Segment Open

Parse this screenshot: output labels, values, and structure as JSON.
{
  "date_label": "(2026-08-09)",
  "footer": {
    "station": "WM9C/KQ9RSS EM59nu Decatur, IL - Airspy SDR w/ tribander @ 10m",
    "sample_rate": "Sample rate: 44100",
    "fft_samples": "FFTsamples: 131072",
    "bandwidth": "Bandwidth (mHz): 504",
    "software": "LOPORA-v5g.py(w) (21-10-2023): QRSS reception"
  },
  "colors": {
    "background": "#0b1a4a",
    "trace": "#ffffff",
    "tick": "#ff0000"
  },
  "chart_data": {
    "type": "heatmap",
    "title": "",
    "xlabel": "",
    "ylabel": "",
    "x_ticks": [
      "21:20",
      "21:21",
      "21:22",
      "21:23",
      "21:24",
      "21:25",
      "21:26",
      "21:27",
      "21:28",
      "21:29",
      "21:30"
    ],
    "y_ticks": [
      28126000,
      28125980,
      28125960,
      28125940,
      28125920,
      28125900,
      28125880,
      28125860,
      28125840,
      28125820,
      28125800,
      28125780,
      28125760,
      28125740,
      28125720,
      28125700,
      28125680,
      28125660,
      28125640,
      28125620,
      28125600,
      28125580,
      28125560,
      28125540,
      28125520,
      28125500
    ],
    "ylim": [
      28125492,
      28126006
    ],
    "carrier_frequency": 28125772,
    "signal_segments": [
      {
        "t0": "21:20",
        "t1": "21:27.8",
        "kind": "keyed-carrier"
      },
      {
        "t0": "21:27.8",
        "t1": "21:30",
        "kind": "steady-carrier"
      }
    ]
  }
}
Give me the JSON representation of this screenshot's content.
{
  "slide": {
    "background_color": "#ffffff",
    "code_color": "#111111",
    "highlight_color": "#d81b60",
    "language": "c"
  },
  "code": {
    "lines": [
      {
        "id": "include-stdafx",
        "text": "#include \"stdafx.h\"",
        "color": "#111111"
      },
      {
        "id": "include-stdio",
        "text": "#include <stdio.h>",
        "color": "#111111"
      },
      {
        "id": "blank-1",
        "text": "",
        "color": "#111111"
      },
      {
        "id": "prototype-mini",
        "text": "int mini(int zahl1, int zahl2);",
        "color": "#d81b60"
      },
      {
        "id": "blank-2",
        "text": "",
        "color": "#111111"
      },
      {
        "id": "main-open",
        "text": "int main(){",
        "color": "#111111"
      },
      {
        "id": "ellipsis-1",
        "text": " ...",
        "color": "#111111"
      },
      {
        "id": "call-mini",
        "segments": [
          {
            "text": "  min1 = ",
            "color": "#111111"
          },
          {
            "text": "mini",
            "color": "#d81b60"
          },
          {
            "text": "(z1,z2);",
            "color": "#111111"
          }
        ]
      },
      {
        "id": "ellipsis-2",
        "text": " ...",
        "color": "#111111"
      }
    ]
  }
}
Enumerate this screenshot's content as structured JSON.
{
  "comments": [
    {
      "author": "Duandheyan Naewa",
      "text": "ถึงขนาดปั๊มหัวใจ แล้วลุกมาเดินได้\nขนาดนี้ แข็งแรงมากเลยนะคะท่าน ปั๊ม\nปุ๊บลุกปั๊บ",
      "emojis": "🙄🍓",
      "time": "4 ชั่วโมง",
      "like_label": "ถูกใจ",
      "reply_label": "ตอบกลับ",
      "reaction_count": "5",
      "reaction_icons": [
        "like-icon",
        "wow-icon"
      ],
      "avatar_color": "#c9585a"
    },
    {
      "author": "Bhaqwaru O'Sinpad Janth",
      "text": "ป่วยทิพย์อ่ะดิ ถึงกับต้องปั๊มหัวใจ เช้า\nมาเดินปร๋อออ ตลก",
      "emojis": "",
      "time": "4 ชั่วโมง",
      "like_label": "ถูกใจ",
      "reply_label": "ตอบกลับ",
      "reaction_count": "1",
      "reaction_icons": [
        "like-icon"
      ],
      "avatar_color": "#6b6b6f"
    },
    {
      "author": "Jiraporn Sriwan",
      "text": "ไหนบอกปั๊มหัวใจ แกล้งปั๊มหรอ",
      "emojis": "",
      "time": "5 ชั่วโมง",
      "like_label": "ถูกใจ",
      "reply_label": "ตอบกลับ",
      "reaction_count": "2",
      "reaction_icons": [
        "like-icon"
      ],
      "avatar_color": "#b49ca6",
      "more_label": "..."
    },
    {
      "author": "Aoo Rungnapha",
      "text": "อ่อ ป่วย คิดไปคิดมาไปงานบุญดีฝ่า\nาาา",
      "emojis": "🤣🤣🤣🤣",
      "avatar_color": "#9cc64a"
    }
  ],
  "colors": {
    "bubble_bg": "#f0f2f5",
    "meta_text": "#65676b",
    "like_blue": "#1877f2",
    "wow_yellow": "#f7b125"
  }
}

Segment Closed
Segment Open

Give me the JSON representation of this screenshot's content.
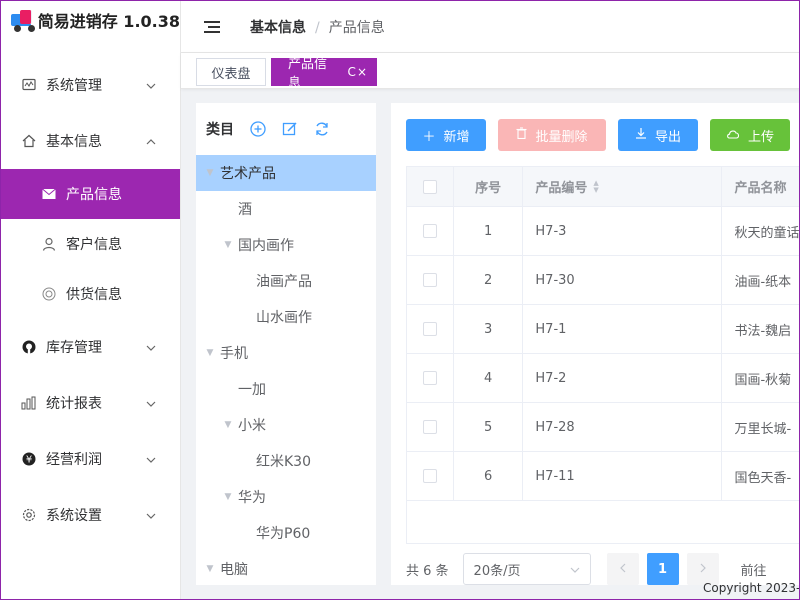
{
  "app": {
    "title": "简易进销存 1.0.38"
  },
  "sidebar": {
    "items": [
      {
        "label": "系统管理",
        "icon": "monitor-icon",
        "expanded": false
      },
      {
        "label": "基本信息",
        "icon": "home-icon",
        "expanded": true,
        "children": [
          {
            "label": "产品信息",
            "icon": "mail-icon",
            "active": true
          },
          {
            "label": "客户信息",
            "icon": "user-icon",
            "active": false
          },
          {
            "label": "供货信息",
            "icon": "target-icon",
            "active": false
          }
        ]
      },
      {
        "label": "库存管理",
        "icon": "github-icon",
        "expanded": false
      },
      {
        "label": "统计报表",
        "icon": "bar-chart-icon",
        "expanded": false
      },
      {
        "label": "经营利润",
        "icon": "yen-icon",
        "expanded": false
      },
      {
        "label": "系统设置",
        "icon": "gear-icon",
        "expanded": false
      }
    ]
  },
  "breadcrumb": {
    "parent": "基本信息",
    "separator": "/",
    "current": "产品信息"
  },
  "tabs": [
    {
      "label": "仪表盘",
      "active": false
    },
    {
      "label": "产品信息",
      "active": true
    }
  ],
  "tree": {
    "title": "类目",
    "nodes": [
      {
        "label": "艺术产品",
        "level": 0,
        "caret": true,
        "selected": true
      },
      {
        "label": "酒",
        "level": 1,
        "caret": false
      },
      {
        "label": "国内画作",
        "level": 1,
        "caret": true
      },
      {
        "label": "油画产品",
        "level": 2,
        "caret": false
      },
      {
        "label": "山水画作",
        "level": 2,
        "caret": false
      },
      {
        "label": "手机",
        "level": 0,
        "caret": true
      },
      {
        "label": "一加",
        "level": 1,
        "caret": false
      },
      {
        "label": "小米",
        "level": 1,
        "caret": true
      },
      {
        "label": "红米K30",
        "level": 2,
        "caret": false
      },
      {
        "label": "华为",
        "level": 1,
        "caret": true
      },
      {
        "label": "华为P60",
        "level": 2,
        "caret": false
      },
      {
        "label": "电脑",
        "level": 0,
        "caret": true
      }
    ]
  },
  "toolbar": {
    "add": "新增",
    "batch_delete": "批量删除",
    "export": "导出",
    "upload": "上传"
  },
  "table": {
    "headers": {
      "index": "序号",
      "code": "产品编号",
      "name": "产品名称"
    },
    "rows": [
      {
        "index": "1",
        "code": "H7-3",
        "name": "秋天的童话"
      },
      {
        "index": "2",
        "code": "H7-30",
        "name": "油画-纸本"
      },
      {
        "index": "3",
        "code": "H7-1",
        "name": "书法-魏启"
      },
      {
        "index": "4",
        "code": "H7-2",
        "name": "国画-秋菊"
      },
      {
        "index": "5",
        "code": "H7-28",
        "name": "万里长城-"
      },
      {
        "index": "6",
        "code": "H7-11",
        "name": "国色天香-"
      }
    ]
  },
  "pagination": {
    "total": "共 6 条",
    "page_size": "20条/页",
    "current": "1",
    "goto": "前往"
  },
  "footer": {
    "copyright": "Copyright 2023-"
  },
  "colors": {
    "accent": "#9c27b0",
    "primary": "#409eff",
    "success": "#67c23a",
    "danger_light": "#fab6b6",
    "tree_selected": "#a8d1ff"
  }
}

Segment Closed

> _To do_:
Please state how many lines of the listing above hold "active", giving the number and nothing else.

> _Solved exercise_:
5